The answer I predict will be revealed in 2019 refresh cycles. Thats when the first generation of these flagship typically come up for replacement. The flagships of today are without a doubt the most fantastic piece of devices. State-of-the-Art! But will people be tempted to upgrade these devices with every launch? I believe, that most people will hold on to these devices a while longer. This would mean lower sales of the flagship phones released post 2019. Apple, Samsung made their billions selling us millions of phones in the mid 2010s. To make these billions, the companies required that their products see mass adoption. Not be seen as exclusive devices, but be the daily drivers. That was exactly what these two companies managed to achieve. The flagships where priced such that people could afford them, most of the time subsidised by the carriers. I remember the first time I got my self a flagship. It was the Samsung S3. It was a perfect phone… fast, great camera… but for exactly 2 years. Then it started to slow. The battery began to die quickly. The next flagship I picked was the iPhone 6s. This was even better than the S3. It lasted for more than 2 years before the battery-gate kicked in. Luckily, I replaced the battery under the Apple Battery Replacement program. My current flagship is, well not exactly a ‘flagship’, but rather the ‘Flagship Killer’ OnePlus 6. Most of my phones are less than $650 thanks to buy-in / trade-in schemes. When I was looking to upgrade my iPhone 6s, the iPhone X was not even in the shortlist. It’s price even with the offers didn’t really justify. Plus, the user reviews of OnePlus 6 were great. Good build, good camera, fast OS, good battery with dash charge at less than half the price.

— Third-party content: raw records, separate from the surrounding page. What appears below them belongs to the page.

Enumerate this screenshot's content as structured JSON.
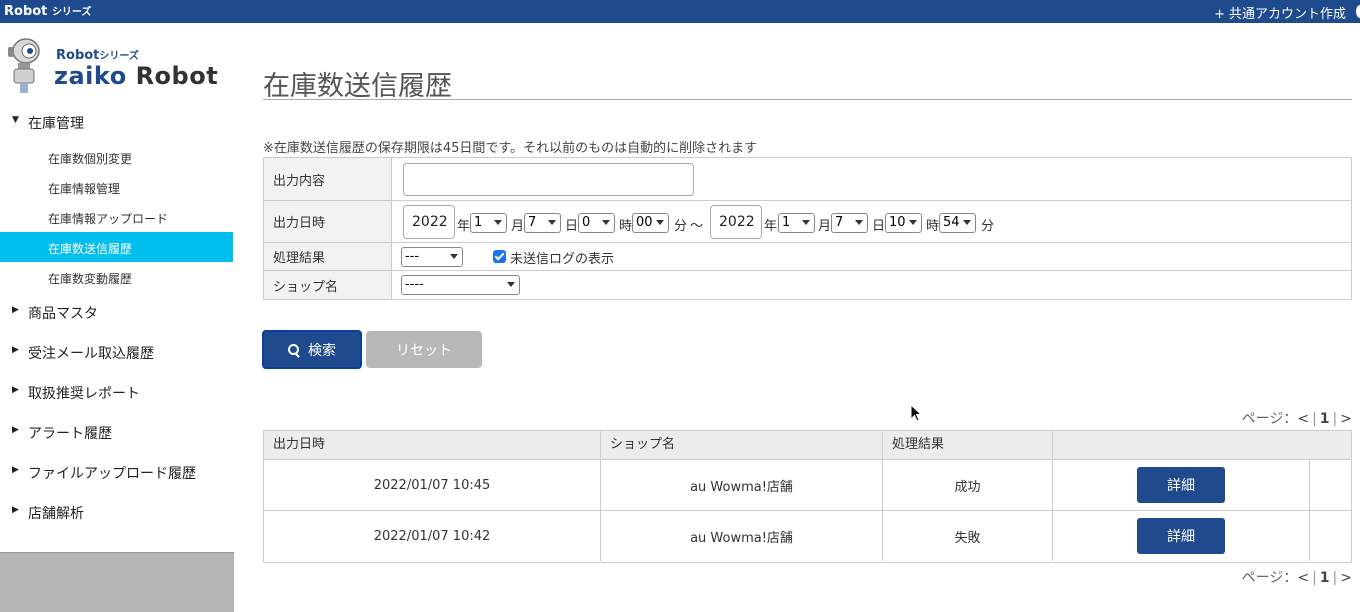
{
  "topbar": {
    "brand": "Robot",
    "brand_suffix": "シリーズ",
    "create_label": "共通アカウント作成",
    "create_icon": "plus-icon"
  },
  "logo": {
    "sub": "Robot",
    "sub_suffix": "シリーズ",
    "main": "zaiko",
    "main_suffix": "Robot"
  },
  "sidebar": {
    "sections": [
      {
        "label": "在庫管理",
        "expanded": true
      },
      {
        "label": "商品マスタ"
      },
      {
        "label": "受注メール取込履歴"
      },
      {
        "label": "取扱推奨レポート"
      },
      {
        "label": "アラート履歴"
      },
      {
        "label": "ファイルアップロード履歴"
      },
      {
        "label": "店舗解析"
      }
    ],
    "subitems": [
      {
        "label": "在庫数個別変更"
      },
      {
        "label": "在庫情報管理"
      },
      {
        "label": "在庫情報アップロード"
      },
      {
        "label": "在庫数送信履歴",
        "active": true
      },
      {
        "label": "在庫数変動履歴"
      }
    ]
  },
  "page": {
    "title": "在庫数送信履歴",
    "notice": "※在庫数送信履歴の保存期限は45日間です。それ以前のものは自動的に削除されます"
  },
  "form": {
    "output_content_label": "出力内容",
    "output_content_value": "",
    "datetime_label": "出力日時",
    "from": {
      "year": "2022",
      "month": "1",
      "day": "7",
      "hour": "0",
      "minute": "00"
    },
    "to": {
      "year": "2022",
      "month": "1",
      "day": "7",
      "hour": "10",
      "minute": "54"
    },
    "units": {
      "year": "年",
      "month": "月",
      "day": "日",
      "hour": "時",
      "minute": "分",
      "range": "〜"
    },
    "result_label": "処理結果",
    "result_value": "---",
    "unsent_checkbox_label": "未送信ログの表示",
    "unsent_checked": true,
    "shop_label": "ショップ名",
    "shop_value": "----"
  },
  "buttons": {
    "search": "検索",
    "reset": "リセット"
  },
  "pager": {
    "label": "ページ：",
    "prev": "<",
    "current": "1",
    "next": ">"
  },
  "table": {
    "headers": [
      "出力日時",
      "ショップ名",
      "処理結果",
      ""
    ],
    "rows": [
      {
        "datetime": "2022/01/07 10:45",
        "shop": "au Wowma!店舗",
        "result": "成功",
        "action": "詳細"
      },
      {
        "datetime": "2022/01/07 10:42",
        "shop": "au Wowma!店舗",
        "result": "失敗",
        "action": "詳細"
      }
    ]
  },
  "colors": {
    "brand": "#1f4b8e",
    "active_nav": "#00bfee",
    "reset_button": "#b8b8b8"
  }
}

Today, the mobile market is a mature market. The differences between the high end phones has never been this close. So when experts rate a phone, there almost never is an unanimous winner anymore. And with phones that cost less than $500, replacing them in 2 years is always a possibility. Replacing a $1000+ phone in two years is also a possibility, but what will be interesting is the number of people who ACTUALLY go for replacement. The early reports suggest that the sales of iPhone XS are lower than expected. Samsung too is being given a tough fight by Huawei.
Another factor that will matter is that in the last 3-4 years none of the manufacturers have leap-frogged in terms of innovation. The hardware of this devices today are easily future proof for at least 2-3 years. Personally, I find their pursuit for the bezel less display laughable. I would instead prioritise a bigger battery or an indestructible display any day. Keep the bezels and put in as many sensors as possible if you ask me. Phones have moved on from being just a device for communication. They are a device that have an untapped potential as utility devices, health monitors, navigation devices, digital wallets.
Smartphones, especially the flagships, will need to realise, that $1000+ prices is not sustainable. They will still sell, but the sweet spot lies well below this price point. Apple just announced their quarterly results and the sales are way below. They sugar coated it by saying that the battery replacement program caused a hit. Also the phones of today are so good that people are happy to keep them for more than 2 years, which in plain english is saying that our new phones are just too expensive for people of upgrade, so they rather squeeze out every penny of the earlier $1000 device till they pick up the next $1000+ device. And god forbid if they get their hands on a device like OnePlus. Cause if they use if for a few days, they will realise what a daylight robbery the $1000+ devices are.
Manufacturers have to revisit the pricing of the earlier days when they were killing it in terms of sales. They have to cut down on their fancy bezel less, 4K targets. But rather put in better speakers, bigger batteries, unbreakable screens. If they don’t, then the next OnePlus like story is just waiting to happen.